■ **WHAT TO WORK ON**: Copy each line of the records that includes "this".

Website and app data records
------------------------------------
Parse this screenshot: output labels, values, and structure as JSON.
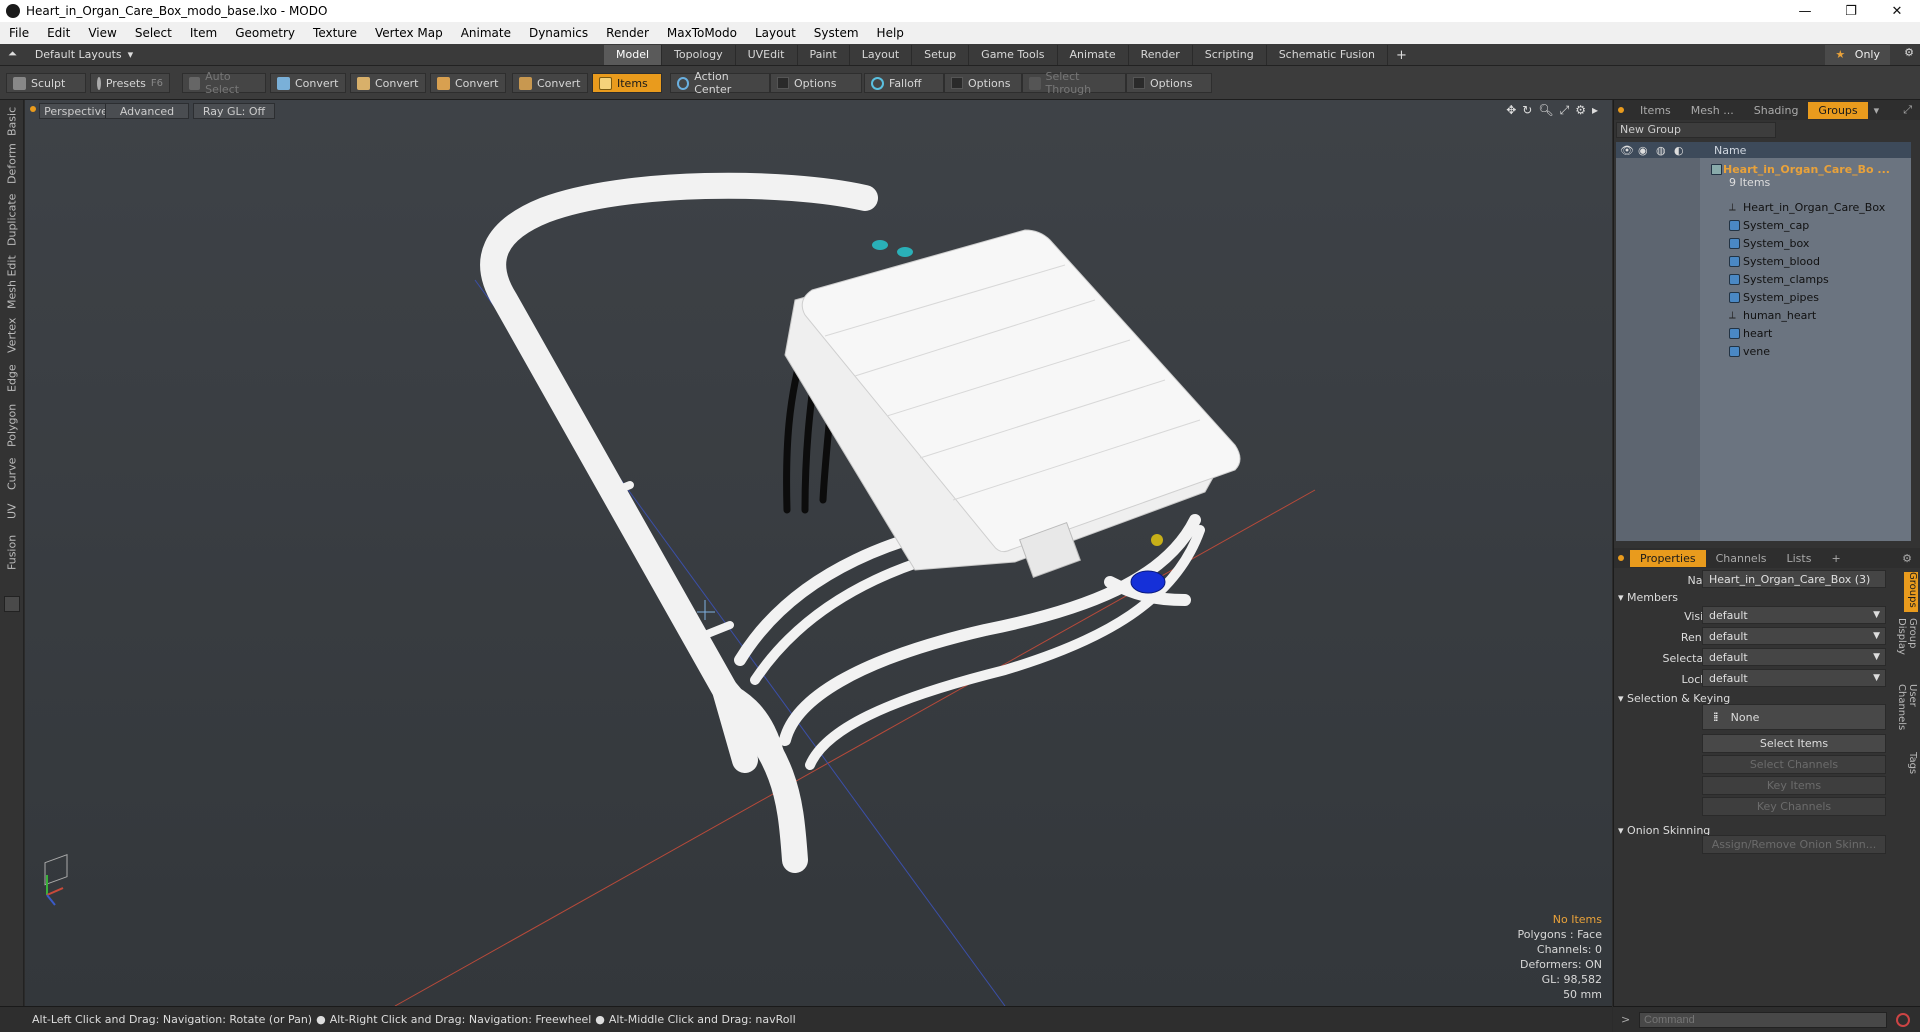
{
  "window": {
    "title": "Heart_in_Organ_Care_Box_modo_base.lxo - MODO",
    "minimize": "—",
    "maximize": "❐",
    "close": "✕"
  },
  "menu": [
    "File",
    "Edit",
    "View",
    "Select",
    "Item",
    "Geometry",
    "Texture",
    "Vertex Map",
    "Animate",
    "Dynamics",
    "Render",
    "MaxToModo",
    "Layout",
    "System",
    "Help"
  ],
  "layout": {
    "dropdown": "Default Layouts",
    "tabs": [
      "Model",
      "Topology",
      "UVEdit",
      "Paint",
      "Layout",
      "Setup",
      "Game Tools",
      "Animate",
      "Render",
      "Scripting",
      "Schematic Fusion"
    ],
    "active_tab": "Model",
    "add": "+",
    "only": "Only"
  },
  "toolbar": {
    "sculpt": "Sculpt",
    "presets": "Presets",
    "presets_key": "F6",
    "auto_select": "Auto Select",
    "convert1": "Convert",
    "convert2": "Convert",
    "convert3": "Convert",
    "convert4": "Convert",
    "items": "Items",
    "action_center": "Action Center",
    "options1": "Options",
    "falloff": "Falloff",
    "options2": "Options",
    "select_through": "Select Through",
    "options3": "Options"
  },
  "left_tabs": [
    "Basic",
    "Deform",
    "Duplicate",
    "Mesh Edit",
    "Vertex",
    "Edge",
    "Polygon",
    "Curve",
    "UV",
    "Fusion"
  ],
  "viewport": {
    "view": "Perspective",
    "shading": "Advanced",
    "raygl": "Ray GL: Off",
    "info": {
      "no_items": "No Items",
      "polygons": "Polygons : Face",
      "channels": "Channels: 0",
      "deformers": "Deformers: ON",
      "gl": "GL: 98,582",
      "scale": "50 mm"
    }
  },
  "groups_panel": {
    "tabs": [
      "Items",
      "Mesh ...",
      "Shading",
      "Groups"
    ],
    "active_tab": "Groups",
    "new_group": "New Group",
    "col_name": "Name",
    "root": "Heart_in_Organ_Care_Bo ...",
    "root_count": "9 Items",
    "items": [
      {
        "name": "Heart_in_Organ_Care_Box",
        "icon": "locator-icon"
      },
      {
        "name": "System_cap",
        "icon": "mesh-icon"
      },
      {
        "name": "System_box",
        "icon": "mesh-icon"
      },
      {
        "name": "System_blood",
        "icon": "mesh-icon"
      },
      {
        "name": "System_clamps",
        "icon": "mesh-icon"
      },
      {
        "name": "System_pipes",
        "icon": "mesh-icon"
      },
      {
        "name": "human_heart",
        "icon": "locator-icon"
      },
      {
        "name": "heart",
        "icon": "mesh-icon"
      },
      {
        "name": "vene",
        "icon": "mesh-icon"
      }
    ]
  },
  "properties_panel": {
    "tabs": [
      "Properties",
      "Channels",
      "Lists"
    ],
    "active_tab": "Properties",
    "add": "+",
    "name_label": "Name",
    "name_value": "Heart_in_Organ_Care_Box (3)",
    "members": "Members",
    "visible_label": "Visible",
    "visible_value": "default",
    "render_label": "Render",
    "render_value": "default",
    "selectable_label": "Selectable",
    "selectable_value": "default",
    "locked_label": "Locked",
    "locked_value": "default",
    "selection_keying": "Selection & Keying",
    "none": "None",
    "select_items": "Select Items",
    "select_channels": "Select Channels",
    "key_items": "Key Items",
    "key_channels": "Key Channels",
    "onion_skinning": "Onion Skinning",
    "assign_onion": "Assign/Remove Onion Skinn...",
    "side_tabs": [
      "Groups",
      "Group Display",
      "User Channels",
      "Tags"
    ]
  },
  "status": {
    "hint1": "Alt-Left Click and Drag: Navigation: Rotate (or Pan)",
    "hint2": "Alt-Right Click and Drag: Navigation: Freewheel",
    "hint3": "Alt-Middle Click and Drag: navRoll",
    "command_placeholder": "Command"
  },
  "colors": {
    "accent": "#e99b1d",
    "viewport_bg": "#3a3e42",
    "model": "#f2f2f2"
  }
}
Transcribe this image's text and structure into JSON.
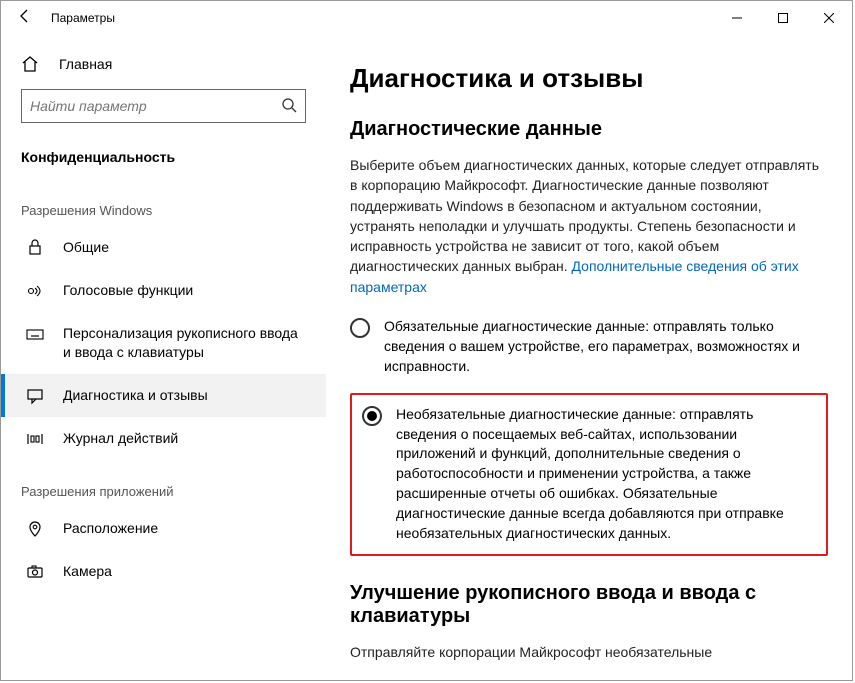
{
  "window": {
    "title": "Параметры"
  },
  "sidebar": {
    "home": "Главная",
    "search_placeholder": "Найти параметр",
    "section": "Конфиденциальность",
    "group1_title": "Разрешения Windows",
    "group2_title": "Разрешения приложений",
    "items_g1": [
      {
        "label": "Общие"
      },
      {
        "label": "Голосовые функции"
      },
      {
        "label": "Персонализация рукописного ввода и ввода с клавиатуры"
      },
      {
        "label": "Диагностика и отзывы"
      },
      {
        "label": "Журнал действий"
      }
    ],
    "items_g2": [
      {
        "label": "Расположение"
      },
      {
        "label": "Камера"
      }
    ]
  },
  "main": {
    "title": "Диагностика и отзывы",
    "h2_1": "Диагностические данные",
    "intro": "Выберите объем диагностических данных, которые следует отправлять в корпорацию Майкрософт. Диагностические данные позволяют поддерживать Windows в безопасном и актуальном состоянии, устранять неполадки и улучшать продукты. Степень безопасности и исправность устройства не зависит от того, какой объем диагностических данных выбран. ",
    "intro_link": "Дополнительные сведения об этих параметрах",
    "radio1": "Обязательные диагностические данные: отправлять только сведения о вашем устройстве, его параметрах, возможностях и исправности.",
    "radio2": "Необязательные диагностические данные: отправлять сведения о посещаемых веб-сайтах, использовании приложений и функций, дополнительные сведения о работоспособности и применении устройства, а также расширенные отчеты об ошибках. Обязательные диагностические данные всегда добавляются при отправке необязательных диагностических данных.",
    "h2_2": "Улучшение рукописного ввода и ввода с клавиатуры",
    "p2": "Отправляйте корпорации Майкрософт необязательные"
  }
}
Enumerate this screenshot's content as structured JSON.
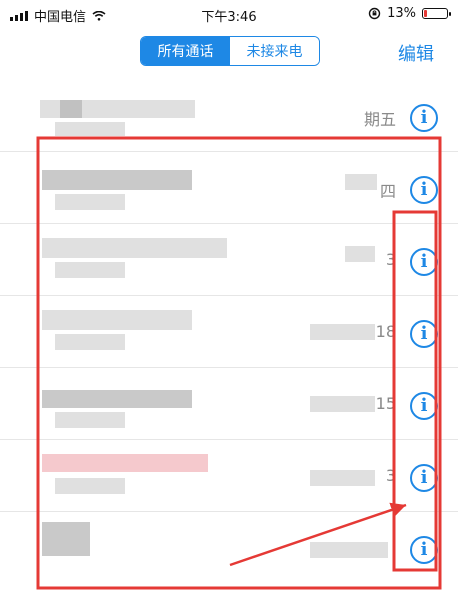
{
  "status": {
    "carrier": "中国电信",
    "time": "下午3:46",
    "battery_percent": "13%",
    "battery_level": 0.13,
    "wifi_icon": "wifi-icon",
    "lock_icon": "orientation-lock-icon",
    "battery_fill_color": "#e53935"
  },
  "nav": {
    "tabs": [
      {
        "label": "所有通话",
        "selected": true
      },
      {
        "label": "未接来电",
        "selected": false
      }
    ],
    "edit_label": "编辑",
    "accent_color": "#1e88e5"
  },
  "calls": [
    {
      "date_fragment": "期五",
      "info_icon": "info-icon"
    },
    {
      "date_fragment": "四",
      "info_icon": "info-icon"
    },
    {
      "date_fragment": "3",
      "info_icon": "info-icon"
    },
    {
      "date_fragment": "18",
      "info_icon": "info-icon"
    },
    {
      "date_fragment": "15",
      "info_icon": "info-icon"
    },
    {
      "date_fragment": "3",
      "info_icon": "info-icon"
    },
    {
      "date_fragment": "",
      "info_icon": "info-icon"
    }
  ],
  "annotation": {
    "highlight_color": "#e53935"
  }
}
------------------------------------
■ **EXERCISE SOLUTION**:
Parse this screenshot: output labels, values, and structure as JSON.
Transcribe this image's text and structure into JSON.
Enumerate this screenshot's content as structured JSON.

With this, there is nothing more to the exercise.